Calcutta, Sept. 28: The Calcutta Port Trust (CPT) today put the onus of maintaining law and order at the Haldia port on the government, hours after which a group of sacked workers and manual berth labourers allegedly assaulted those unloading a ship.
The CPT’s board of trustees, the apex decision-making body of the port, requested the chief secretary to hold a meeting “at the earliest” with all stakeholders to defuse the labour unrest sparked by the sacking of 275 workers by private port operator Haldia Bulk Terminal Ltd (HBT).
The trustees also directed HBT, which has terminated the services of a contractor that employed 400-odd workers, to resume operations at the two mechanised berths it runs at the Haldia port. Work was stopped on Monday night because of the unrest.
“(The) CPT would be providing general security inside the dock area for your employees with the help of (the) CISF as per usual practice. The same is being provided by (the) CPT on round-the-clock basis. It may be appreciated that the CISF is there to protect the port properties but law and order is maintained by the state government,” HBT CEO Gurpreet Malhi quoted from a CPT letter.
Soon after the resolution requesting the meeting with the chief secretary was passed at an emergency board meeting of the trustees in Calcutta, around 400 sacked workers and manual berth labourers attacked those unloading MV Kyra Zafira. Four HBT workers and two port officials were injured.
In a statement, HBT alleged that employees working in the manual berths and those sacked were part of the group that attacked the workers.
“HBT wants to express its greatest concern in regard to the state of lawlessness in which Haldia Dock and its surrounding are now plunged despite the declaration of the CPT that everything is normal,” Malhi said in the statement.

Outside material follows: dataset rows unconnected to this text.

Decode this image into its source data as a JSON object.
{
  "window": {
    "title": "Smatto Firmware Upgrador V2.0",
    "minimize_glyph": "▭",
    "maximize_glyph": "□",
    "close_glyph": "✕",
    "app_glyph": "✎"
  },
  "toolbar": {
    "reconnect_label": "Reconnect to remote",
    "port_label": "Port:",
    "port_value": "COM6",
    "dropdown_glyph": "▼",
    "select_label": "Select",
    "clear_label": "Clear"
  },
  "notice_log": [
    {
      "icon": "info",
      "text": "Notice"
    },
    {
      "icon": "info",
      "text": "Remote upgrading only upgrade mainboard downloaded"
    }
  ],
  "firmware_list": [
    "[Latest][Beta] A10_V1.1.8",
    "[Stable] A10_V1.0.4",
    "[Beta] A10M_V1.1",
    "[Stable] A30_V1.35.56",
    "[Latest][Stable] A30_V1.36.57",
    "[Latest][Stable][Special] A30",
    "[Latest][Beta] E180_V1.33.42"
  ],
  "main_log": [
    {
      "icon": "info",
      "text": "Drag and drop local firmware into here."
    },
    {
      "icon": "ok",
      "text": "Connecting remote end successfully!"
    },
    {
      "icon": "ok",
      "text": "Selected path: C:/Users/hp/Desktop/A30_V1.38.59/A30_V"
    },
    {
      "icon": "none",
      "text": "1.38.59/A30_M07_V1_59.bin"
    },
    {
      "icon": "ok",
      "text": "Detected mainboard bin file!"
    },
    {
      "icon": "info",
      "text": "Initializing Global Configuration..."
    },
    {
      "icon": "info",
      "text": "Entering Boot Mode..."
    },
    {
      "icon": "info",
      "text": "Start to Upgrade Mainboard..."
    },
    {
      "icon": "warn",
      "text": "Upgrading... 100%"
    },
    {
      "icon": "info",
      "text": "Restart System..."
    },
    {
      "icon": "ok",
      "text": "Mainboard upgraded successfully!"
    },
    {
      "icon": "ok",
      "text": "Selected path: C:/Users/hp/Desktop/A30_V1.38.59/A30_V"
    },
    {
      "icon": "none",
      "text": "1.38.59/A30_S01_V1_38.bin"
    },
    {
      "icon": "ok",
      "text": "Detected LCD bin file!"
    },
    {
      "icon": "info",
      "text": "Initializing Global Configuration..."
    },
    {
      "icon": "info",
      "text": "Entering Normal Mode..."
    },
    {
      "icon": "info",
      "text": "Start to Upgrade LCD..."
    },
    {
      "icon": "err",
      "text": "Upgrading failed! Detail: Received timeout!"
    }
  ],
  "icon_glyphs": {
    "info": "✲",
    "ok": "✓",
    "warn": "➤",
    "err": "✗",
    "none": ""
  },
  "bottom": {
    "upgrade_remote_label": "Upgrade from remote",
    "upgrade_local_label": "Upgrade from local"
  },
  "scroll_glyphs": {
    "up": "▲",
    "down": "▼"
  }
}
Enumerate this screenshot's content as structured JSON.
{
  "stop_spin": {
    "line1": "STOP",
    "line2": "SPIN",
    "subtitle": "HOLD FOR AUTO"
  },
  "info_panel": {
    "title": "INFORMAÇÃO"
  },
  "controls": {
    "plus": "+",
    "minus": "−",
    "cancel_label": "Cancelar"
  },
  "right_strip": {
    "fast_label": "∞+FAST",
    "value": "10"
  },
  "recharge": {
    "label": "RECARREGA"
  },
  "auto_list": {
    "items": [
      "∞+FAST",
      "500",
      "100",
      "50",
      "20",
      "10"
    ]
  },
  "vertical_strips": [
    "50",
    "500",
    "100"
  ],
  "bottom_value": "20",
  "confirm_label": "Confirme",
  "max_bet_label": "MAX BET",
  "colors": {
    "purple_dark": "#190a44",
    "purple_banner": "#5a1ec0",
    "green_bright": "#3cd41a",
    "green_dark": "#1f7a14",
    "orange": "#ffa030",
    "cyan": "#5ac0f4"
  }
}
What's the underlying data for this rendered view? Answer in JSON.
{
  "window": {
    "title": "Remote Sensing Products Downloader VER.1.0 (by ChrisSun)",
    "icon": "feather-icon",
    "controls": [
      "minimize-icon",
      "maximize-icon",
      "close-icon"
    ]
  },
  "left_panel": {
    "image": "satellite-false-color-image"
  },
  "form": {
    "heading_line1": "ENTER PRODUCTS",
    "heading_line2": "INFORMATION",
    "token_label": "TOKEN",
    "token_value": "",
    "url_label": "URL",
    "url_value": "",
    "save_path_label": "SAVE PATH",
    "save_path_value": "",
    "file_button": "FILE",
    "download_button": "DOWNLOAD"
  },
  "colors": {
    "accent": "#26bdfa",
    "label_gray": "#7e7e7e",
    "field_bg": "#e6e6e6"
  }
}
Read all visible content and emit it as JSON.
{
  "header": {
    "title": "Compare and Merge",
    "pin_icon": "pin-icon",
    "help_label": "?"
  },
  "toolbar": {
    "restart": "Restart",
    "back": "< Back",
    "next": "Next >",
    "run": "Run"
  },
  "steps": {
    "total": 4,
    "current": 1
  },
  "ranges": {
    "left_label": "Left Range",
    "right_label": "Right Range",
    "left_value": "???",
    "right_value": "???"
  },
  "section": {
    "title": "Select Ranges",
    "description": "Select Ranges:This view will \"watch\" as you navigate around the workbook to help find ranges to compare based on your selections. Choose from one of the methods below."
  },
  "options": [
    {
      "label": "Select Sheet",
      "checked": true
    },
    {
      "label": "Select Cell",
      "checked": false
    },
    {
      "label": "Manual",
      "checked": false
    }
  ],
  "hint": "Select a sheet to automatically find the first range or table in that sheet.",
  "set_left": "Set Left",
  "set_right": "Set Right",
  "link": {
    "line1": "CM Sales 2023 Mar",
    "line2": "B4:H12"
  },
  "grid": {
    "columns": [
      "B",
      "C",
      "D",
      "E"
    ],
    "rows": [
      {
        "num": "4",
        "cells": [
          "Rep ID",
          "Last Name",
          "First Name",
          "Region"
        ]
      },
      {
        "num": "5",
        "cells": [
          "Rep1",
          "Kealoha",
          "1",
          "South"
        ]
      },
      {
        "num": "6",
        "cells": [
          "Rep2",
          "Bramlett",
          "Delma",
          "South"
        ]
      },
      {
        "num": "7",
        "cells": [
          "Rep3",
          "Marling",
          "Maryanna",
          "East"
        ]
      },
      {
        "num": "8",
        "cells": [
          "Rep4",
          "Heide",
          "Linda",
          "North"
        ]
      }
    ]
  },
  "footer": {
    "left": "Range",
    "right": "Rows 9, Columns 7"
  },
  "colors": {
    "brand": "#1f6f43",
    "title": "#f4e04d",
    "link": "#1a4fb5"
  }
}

He alleged that the CPT was trying to shake off its responsibility of providing a congenial atmosphere for working by demanding that the private operator fulfil its contractual obligation.
Asking HBT to resume operations, the CPT cited an agreement reached in Calcutta High Court under which the port authority agreed to divert more ships to HBT’s mechanised berths from the manual ones. The CPT said in a statement: “Any violation of the settlement arrived at before the court of law and provision of the said agreement will be dealt with as per law.”
Sources said the agreement had angered the manual workers.
Today’s trouble at the Haldia port started when the HBT workers started unloading the ship, which was carrying 20,000 tonnes of hard coking coal from Australia for the Steel Authority of India.
Those injured were junior assistant manager Mohammed Reja, assistant manager (shipping and cargo handling) Soumen Bandopadhyay, HBT shift leader Subhroto Mondal, crane helper Rehman, water tanker helper Hajibul and a loader operator.
CPT chairman Manish Jain said he had no knowledge of any port official being roughed up. “Police and the port can take action only after an FIR is lodged,” he said.
Jain said he was not aware of any FIR lodged by the company, appearing to question the veracity of HBT’s claim.
Malhi said he had “zero incentive” in making any false statement. “I am a contractor. I want to work and make money. I have no other ambition, political or otherwise,” he said.